Objective: To investigate the mechanisms and risk factors underlying postoperative reactivation of hepatitis after liver resection for hepatitis B virus-related hepatocellular carcinoma.
Summary background data: Although risk factors for acute hepatic failure after liver resection have been reported in patients with chronic liver disease, the issue of reactivation of hepatitis B virus replication after liver resection is unresolved.
Methods: Fifty-five patients with hepatocellular carcinoma and hepatitis B surface antigen underwent liver resection. In 25 of these 55 patients, serum levels of hepatitis B virus DNA and the type of hepatitis B virus were determined before and after surgery.
Results: Postoperative hepatitis occurred in 13 of the 55 patients (24%). Reactivation of viral replication occurred after liver resection in 7 of the 25 patients tested, and alanine aminotransferase activity increased in 6 of these 7 patients. High preoperative alanine aminotransferase activity, high levels of hepatitis B virus DNA, presence of wild-type DNA, and detection of hepatitis B core antigen in hepatocytes, all features of the immune clearance phase in the natural course of hepatitis B virus infection with no surgery, were more likely to be found in patients with reactivation than in patients without reactivation.

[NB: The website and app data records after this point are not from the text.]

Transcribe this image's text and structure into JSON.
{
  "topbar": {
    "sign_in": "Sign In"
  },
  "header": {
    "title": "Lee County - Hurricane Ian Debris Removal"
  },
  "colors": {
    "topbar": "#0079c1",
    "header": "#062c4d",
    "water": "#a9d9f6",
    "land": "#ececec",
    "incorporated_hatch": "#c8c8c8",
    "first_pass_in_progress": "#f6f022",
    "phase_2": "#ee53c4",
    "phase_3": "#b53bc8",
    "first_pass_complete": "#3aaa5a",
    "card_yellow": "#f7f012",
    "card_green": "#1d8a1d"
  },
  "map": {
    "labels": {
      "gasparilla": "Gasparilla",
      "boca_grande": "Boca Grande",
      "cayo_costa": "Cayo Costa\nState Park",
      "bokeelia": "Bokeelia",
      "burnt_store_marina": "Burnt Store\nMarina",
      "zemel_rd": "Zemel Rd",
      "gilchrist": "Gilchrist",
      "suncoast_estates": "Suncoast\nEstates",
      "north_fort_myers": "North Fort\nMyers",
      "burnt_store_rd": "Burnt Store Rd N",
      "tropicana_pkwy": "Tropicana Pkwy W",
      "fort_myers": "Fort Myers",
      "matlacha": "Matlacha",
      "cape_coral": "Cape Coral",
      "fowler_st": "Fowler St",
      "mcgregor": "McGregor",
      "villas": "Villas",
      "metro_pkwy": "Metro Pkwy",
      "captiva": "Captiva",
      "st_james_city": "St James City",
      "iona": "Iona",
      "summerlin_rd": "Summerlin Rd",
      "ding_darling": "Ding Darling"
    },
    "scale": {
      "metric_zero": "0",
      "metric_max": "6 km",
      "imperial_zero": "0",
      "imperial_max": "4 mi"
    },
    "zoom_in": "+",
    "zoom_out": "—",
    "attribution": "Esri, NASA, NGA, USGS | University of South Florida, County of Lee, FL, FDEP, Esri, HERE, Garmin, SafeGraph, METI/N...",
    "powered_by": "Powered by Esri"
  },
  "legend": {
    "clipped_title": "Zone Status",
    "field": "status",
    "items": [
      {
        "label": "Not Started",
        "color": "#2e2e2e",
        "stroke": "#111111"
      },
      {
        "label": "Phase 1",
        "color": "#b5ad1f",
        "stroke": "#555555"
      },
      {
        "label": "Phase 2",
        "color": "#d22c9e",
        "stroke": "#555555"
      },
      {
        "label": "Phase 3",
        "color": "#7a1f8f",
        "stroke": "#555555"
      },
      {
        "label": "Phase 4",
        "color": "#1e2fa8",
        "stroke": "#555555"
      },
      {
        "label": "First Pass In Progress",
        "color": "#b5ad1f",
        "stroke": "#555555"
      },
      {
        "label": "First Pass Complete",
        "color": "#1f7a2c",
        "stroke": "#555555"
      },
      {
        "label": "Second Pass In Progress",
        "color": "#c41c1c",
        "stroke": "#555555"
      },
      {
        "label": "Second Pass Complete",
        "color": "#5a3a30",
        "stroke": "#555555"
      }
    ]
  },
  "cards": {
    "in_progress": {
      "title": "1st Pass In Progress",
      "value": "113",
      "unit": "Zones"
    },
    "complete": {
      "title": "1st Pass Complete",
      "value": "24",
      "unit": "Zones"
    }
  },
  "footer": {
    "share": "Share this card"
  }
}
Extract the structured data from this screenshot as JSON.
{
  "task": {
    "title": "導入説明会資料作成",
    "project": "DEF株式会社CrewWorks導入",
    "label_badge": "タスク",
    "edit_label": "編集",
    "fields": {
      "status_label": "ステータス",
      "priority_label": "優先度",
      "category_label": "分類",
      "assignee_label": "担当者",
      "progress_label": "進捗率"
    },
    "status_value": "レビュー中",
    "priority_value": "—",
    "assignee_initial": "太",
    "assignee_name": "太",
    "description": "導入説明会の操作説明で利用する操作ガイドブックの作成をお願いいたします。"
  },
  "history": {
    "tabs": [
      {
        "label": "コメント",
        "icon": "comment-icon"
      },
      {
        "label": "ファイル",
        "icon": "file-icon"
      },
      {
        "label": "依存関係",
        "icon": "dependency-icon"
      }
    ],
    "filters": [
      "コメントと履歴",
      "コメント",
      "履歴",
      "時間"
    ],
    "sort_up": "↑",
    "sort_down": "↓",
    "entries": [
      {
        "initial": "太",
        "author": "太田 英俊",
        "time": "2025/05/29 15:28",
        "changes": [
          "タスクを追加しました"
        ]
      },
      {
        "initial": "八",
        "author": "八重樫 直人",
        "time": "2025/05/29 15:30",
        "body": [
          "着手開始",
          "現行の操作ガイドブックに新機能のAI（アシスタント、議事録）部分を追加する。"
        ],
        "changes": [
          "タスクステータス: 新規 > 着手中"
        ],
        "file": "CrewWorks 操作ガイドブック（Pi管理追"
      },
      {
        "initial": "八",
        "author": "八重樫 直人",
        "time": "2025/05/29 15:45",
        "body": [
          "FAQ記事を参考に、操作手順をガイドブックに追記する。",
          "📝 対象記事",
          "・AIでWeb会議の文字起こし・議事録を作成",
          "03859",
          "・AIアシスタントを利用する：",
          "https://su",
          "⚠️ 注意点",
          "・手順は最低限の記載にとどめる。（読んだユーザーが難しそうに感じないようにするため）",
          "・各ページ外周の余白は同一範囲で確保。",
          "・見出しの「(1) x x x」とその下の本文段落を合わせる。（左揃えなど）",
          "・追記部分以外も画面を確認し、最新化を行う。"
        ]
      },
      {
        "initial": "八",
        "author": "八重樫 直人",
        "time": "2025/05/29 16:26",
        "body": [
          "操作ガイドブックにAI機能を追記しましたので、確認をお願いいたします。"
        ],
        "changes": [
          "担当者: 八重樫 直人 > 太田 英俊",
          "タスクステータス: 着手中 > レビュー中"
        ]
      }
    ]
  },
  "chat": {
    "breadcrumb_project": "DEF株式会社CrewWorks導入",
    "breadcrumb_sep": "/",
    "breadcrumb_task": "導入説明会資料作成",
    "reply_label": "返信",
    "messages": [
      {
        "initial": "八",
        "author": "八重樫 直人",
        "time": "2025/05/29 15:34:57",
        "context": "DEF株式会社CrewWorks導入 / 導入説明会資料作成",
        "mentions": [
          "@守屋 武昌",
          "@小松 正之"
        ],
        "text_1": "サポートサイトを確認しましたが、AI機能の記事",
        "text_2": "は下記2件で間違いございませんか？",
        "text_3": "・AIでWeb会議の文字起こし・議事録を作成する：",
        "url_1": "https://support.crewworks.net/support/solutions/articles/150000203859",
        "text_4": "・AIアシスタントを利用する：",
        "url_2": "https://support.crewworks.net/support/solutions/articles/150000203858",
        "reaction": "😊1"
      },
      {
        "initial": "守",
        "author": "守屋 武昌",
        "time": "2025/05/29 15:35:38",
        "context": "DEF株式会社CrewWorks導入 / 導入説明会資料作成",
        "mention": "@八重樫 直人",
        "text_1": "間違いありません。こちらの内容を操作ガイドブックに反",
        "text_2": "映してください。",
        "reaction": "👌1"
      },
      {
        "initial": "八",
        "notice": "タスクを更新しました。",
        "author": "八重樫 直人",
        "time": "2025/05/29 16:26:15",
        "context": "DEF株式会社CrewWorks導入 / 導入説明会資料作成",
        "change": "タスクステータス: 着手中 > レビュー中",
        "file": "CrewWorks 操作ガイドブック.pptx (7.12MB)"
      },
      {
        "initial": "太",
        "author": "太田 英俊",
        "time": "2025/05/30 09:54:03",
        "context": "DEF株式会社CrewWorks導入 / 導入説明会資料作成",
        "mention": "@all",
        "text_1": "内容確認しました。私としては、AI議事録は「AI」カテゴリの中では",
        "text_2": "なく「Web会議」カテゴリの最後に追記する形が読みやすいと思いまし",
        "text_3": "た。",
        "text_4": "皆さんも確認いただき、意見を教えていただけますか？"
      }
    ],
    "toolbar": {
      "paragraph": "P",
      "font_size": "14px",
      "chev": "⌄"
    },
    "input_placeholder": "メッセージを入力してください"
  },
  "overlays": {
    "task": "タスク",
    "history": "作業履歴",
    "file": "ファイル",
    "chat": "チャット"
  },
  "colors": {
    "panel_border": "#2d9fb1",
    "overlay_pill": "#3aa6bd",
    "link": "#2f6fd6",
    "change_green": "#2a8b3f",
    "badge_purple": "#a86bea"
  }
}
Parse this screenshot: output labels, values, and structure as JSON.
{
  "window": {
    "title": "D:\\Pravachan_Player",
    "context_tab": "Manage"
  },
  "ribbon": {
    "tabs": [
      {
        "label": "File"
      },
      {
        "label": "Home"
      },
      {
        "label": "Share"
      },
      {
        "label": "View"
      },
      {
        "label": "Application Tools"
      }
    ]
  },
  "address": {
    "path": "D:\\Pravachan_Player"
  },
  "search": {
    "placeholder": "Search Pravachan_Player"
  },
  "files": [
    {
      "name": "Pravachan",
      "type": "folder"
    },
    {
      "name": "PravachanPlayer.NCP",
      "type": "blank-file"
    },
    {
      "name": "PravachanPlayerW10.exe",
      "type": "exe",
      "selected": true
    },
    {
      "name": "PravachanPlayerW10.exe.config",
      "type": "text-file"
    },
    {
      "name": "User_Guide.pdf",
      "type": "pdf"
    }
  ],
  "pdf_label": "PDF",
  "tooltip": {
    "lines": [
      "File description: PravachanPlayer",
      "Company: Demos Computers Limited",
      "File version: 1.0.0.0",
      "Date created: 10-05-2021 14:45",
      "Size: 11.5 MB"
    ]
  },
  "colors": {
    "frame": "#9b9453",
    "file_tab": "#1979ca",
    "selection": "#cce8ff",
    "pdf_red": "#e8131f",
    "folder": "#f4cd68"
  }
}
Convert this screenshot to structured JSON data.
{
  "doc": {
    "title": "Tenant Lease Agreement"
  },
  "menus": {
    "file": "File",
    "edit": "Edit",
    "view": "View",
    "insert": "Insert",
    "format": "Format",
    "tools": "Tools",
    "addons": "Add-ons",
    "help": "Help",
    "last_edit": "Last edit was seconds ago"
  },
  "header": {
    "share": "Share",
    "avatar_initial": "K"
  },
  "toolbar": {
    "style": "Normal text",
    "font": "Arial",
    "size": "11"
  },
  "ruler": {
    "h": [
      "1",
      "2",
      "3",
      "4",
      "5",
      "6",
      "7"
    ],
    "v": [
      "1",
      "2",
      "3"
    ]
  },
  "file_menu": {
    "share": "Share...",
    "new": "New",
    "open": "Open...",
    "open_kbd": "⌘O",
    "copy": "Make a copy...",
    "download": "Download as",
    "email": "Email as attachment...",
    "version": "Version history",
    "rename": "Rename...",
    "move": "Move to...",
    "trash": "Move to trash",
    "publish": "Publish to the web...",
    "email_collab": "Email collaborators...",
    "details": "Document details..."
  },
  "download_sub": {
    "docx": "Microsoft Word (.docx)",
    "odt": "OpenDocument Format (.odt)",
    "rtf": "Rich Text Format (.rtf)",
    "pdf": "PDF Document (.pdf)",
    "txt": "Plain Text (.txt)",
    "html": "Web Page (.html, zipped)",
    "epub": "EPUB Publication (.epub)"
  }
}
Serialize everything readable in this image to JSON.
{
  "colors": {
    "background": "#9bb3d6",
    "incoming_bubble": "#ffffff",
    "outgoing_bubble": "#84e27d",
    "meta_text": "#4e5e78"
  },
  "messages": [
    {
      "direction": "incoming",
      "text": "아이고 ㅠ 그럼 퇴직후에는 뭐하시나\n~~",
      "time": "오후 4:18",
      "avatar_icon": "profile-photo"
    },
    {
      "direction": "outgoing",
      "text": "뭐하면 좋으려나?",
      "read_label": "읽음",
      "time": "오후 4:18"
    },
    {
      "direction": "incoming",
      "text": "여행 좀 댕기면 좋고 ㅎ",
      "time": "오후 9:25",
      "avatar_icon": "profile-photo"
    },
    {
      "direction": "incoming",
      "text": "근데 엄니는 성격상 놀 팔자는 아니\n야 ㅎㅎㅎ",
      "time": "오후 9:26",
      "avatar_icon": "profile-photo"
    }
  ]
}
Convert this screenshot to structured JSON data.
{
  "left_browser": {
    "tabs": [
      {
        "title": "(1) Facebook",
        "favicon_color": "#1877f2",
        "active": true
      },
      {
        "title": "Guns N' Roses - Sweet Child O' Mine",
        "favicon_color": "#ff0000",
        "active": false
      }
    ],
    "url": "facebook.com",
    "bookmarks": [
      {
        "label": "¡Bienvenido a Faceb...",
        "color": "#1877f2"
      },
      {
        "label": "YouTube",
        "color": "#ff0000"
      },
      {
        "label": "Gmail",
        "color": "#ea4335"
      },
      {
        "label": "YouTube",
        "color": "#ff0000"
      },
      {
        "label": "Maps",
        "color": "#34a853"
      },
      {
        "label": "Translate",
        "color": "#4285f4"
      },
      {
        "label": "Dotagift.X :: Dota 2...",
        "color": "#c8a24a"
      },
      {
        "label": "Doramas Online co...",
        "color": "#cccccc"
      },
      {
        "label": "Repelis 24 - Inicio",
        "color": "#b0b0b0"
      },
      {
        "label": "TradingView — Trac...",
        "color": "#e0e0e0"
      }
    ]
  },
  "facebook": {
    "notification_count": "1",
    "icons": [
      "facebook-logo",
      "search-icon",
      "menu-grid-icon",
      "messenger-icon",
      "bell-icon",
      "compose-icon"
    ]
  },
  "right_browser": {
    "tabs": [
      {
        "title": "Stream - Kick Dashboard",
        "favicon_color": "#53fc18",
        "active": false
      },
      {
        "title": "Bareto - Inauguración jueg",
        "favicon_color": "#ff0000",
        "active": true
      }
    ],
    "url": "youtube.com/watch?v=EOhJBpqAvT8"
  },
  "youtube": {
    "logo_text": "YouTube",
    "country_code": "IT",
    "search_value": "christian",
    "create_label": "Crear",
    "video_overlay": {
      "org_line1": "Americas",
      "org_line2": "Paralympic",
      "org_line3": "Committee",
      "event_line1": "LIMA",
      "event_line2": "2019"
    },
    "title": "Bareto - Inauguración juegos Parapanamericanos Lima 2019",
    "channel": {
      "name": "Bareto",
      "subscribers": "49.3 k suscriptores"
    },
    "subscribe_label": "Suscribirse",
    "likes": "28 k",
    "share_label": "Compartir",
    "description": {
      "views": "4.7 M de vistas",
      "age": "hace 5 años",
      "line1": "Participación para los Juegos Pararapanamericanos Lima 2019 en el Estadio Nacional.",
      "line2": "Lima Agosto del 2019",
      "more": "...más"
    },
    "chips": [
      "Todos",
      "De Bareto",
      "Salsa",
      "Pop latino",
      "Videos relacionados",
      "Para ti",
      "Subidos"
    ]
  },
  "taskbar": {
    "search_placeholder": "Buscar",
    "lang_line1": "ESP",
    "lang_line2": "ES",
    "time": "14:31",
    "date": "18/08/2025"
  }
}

Conclusions: During the immune clearance phase of hepatitis B virus infection, especially the period of acute exacerbation, changes in serum hepatitis B virus DNA level should be monitored for early warnings of reactivation of viral replication, likely to cause severe postoperative hepatitis and acute hepatic failure.